p.147: Here it becomes clear that labeling Moyo the “anti-Sachs” is a joke. All along, she’s suffered from the single greatest failing of Sachs – staggering intellectual hubris. On this page, she says something that echoes the words of Sachs: “Development is not a mystery; each of the elements of the Dead Aid proposal has been tried and tested and yielded success – and governments and policymakers know it.” This is the same argument, more or less, that Sachs made in The End of Poverty and subsequent work: we know how to do development, we just choose not to. This is an awful ad hominem attack on a lot of good, smart people trying to further development around the world. The fact is that there are not tried and tested methods of bringing development about – if there were, WE WOULD USE THEM! But neither Sachs nor Moyo really understand development as a discipline – its history and theories – and so they are free to make staggeringly arrogant statements. Of course, the failure of the MVP is giving Sachs his comeuppance . . . who knows what will bring Moyo around.

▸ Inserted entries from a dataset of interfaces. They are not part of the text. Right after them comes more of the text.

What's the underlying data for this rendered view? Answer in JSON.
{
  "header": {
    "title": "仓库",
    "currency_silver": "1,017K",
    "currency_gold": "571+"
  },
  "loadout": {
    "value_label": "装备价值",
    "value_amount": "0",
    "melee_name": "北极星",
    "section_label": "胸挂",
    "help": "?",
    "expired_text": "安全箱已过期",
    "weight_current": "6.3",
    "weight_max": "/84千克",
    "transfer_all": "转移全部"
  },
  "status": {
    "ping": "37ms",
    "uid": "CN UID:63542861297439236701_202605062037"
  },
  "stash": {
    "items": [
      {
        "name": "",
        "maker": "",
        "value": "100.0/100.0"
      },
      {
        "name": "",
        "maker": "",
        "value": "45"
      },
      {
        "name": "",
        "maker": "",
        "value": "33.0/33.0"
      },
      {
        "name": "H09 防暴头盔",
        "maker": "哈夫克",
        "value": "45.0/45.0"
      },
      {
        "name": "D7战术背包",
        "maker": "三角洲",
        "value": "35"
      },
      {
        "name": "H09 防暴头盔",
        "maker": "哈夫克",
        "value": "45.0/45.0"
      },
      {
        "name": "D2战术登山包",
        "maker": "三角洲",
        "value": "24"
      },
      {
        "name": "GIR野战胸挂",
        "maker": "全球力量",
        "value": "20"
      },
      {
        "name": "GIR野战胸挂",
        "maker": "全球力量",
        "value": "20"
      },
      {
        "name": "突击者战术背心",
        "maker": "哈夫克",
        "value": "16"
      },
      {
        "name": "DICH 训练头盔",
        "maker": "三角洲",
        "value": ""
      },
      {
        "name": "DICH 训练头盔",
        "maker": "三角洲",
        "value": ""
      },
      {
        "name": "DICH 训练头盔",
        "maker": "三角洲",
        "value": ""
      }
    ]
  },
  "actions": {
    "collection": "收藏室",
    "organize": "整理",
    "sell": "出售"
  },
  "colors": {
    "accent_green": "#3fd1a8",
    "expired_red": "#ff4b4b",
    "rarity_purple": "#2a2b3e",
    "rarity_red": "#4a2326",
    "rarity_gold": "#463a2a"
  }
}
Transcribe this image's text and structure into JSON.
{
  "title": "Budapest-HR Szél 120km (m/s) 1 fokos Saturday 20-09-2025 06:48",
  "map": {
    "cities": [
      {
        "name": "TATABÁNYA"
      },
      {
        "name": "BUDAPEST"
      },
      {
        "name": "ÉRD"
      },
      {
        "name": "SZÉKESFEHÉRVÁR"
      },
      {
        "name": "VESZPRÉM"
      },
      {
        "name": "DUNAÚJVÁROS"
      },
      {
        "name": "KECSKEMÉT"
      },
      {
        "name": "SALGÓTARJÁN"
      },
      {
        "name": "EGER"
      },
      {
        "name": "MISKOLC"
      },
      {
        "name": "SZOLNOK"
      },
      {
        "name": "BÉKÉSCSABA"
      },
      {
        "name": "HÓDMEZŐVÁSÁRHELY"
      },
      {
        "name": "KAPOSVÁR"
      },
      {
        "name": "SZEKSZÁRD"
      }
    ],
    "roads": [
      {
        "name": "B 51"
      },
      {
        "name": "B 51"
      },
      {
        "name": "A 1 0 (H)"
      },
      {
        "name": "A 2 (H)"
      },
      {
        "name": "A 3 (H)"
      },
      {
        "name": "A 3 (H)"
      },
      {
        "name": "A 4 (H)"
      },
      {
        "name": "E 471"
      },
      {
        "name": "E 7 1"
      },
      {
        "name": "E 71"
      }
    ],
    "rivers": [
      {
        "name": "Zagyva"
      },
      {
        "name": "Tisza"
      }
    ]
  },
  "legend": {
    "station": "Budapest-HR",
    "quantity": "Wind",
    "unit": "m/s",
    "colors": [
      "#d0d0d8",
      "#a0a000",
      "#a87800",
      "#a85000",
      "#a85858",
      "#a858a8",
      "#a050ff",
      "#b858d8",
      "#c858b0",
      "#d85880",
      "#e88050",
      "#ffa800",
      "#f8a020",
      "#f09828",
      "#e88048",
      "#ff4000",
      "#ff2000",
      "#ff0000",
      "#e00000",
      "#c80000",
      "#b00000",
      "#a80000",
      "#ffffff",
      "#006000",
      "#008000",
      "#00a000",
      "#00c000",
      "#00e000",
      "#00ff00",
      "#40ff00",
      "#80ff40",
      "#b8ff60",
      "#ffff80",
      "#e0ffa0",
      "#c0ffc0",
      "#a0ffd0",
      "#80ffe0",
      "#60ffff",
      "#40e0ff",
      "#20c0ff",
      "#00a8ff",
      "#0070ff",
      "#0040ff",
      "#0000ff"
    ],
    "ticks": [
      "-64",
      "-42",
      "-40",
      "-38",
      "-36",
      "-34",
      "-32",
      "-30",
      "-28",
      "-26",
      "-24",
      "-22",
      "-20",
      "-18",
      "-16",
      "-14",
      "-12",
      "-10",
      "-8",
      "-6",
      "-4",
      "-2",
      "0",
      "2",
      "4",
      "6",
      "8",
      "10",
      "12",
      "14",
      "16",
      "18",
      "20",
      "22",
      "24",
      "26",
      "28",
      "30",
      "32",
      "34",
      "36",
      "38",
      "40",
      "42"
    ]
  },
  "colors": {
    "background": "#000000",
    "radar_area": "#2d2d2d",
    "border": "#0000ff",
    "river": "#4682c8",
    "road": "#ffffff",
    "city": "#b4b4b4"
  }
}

p.149: Wait, did she just suggest that the average African wants to overthrow aid regimes, but are held back by the force of the state? Are you joking? Anyone who has spent time studying recent African history (or the old discipline of peasant studies) knows that starving the population is never sufficient to generate revolt, so the persistence of deep poverty is not evidence for the coercive force of the state.
p.151: Good lord, she’s othering her own continent – really, she’s referring to the “four horses of Africa’s apocalypse – corruption, disease, poverty and war.” I feel like I am reading a travel narrative from the late 19th Century, or most anything written by Robert Kaplan. Why not just start quoting Heart of Darkness and get it over with?
And, in summary, her plan seems to be: turn off aid over a five year period, and the problems will work themselves out. It’s really that easy!
Oh wait, it’s not.
Well, that’s that. Having spilled many thousands of words on this book, and having tried to read it with an eye toward constructively reworking it, I find very little recoverable here. It is, in the end, a short, semi-coherent work of staggering intellectual hubris that sees little need to take seriously the history of development efforts, the talents of those working in development, the wide range of evidence for and against her proposals, or indeed any of the complexity of the real world. This, in sum, is what happens when an investment banker decides to tell development and aid experts how to do their jobs.
I now have much greater sympathy for those in the markets who get angry and frustrated with development/aid worker misreadings of speculation in food markets to argue that all speculation is bad and should be banned – here we have development and aid specialists presuming to lecture the markets on their behavior. If nothing else, we should take a lesson from this book and make sure that when we do engage with market actors, we are informed enough to make intelligent arguments that contribute to the conversation. Dead Aid, in the end, is not a contribution to conversations about development for those of us who actually do the work – it is a non-sequitur that does not deserve the attention it has received, or any further attention.